A new study by University of California-San Diego economics professor James Hamilton finds that the United States has over $70 trillion in off-balance sheet liabilities–an amount nearly six times the on-balance-sheet debt figure.
The Treasury debt outstanding is $16.74 trillion. Of that, $4.84 trillion is money the U.S. owes itself. For that reason, explains Matt Phillips of Quartz, “many analysts tend to focus on the $11.91 trillion in debt that is publicly available to be traded.”
Hamilton’s study, however, examined the federal liabilities that are not included in the government’s officially reported numbers. Specifically, he examined the federal government’s “support for housing, other loan guarantees, deposit insurance, actions taken by the Federal Reserve, and government trust funds.”
Not surprisingly, Hamilton found that Medicare and Social Security represent the bulk of future U.S. debt obligations, coming in at $27.6 trillion and $26.5 trillion respectively.
The study’s $70 trillion debt estimate may actually be overly optimistic. Boston University economics professor Laurence J. Kotlikoff, who served on President Ronald Reagan’s Council of Economic Advisers, says the nation’s true debt obligations are three times that figure.
“If you add up all the promises that have been made for spending obligations, including defense expenditures, and you subtract all the taxes that we expect to collect, the difference is $211 trillion. That’s the fiscal gap,” Kotlikoff told National Public Radio. “That’s our true indebtedness.”
Hamilton concedes that other scholars may arrive at different figures.

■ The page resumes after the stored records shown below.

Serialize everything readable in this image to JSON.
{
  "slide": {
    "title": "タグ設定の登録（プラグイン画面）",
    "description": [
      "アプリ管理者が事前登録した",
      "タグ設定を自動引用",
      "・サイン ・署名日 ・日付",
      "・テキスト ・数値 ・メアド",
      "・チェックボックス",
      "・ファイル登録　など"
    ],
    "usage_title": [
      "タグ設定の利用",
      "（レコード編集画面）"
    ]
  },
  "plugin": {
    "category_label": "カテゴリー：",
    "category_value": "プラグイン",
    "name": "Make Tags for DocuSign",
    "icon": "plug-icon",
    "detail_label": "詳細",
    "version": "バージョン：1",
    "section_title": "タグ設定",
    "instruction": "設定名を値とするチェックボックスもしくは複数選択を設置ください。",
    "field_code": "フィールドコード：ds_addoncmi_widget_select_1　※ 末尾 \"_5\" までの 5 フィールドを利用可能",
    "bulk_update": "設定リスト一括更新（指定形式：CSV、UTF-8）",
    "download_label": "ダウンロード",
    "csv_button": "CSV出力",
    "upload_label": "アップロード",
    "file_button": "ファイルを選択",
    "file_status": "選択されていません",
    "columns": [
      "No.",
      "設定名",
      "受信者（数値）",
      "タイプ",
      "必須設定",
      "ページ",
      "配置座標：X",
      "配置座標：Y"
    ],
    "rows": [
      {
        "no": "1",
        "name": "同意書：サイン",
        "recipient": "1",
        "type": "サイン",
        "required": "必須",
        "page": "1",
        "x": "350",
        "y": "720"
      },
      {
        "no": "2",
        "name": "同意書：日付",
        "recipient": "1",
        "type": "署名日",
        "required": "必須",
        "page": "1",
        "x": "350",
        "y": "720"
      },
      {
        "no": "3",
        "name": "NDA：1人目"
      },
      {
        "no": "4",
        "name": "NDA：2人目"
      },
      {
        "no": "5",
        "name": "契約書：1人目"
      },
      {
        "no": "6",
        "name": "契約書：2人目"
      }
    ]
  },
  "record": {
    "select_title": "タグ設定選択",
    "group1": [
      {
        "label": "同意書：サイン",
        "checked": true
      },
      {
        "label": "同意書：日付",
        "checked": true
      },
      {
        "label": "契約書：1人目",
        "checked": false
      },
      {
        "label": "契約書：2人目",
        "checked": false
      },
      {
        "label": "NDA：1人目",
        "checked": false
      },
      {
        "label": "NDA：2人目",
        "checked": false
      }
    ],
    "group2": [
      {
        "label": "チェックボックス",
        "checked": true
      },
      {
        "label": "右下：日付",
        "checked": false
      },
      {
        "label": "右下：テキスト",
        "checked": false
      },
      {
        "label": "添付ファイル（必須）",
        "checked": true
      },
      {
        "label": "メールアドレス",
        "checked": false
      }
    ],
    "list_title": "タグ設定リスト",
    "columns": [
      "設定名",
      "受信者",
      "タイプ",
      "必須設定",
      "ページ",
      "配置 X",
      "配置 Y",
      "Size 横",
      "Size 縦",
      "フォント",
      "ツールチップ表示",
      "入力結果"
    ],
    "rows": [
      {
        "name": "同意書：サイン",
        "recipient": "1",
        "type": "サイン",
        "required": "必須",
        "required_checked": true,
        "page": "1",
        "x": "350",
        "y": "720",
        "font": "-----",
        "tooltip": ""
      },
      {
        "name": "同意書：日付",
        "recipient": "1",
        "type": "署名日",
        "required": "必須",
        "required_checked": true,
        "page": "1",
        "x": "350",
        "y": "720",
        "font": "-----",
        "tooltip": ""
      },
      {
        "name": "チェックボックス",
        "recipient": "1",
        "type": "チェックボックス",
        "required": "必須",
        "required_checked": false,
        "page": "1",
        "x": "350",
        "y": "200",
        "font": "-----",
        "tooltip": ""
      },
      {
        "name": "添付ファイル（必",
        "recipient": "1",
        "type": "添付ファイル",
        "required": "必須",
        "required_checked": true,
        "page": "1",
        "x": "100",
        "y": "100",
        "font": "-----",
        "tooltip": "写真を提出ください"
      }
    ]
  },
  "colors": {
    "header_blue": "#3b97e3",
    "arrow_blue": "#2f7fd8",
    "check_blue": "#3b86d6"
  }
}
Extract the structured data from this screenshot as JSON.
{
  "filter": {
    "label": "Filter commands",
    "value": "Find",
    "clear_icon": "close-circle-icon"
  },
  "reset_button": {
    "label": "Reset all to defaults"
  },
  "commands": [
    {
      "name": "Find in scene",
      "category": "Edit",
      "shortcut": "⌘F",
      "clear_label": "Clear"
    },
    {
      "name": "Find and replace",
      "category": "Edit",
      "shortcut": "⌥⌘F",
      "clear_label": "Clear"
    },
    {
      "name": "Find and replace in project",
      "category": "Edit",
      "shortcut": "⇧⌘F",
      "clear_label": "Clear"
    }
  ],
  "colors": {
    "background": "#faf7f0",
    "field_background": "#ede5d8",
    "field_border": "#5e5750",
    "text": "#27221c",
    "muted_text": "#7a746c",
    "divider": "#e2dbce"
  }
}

“Some may argue that the current off-balance-sheet liabilities of the U.S. federal government are smaller than those tabulated here; others could arrive at larger numbers,” writes Hamilton. “But one thing seems undeniable–they are huge.”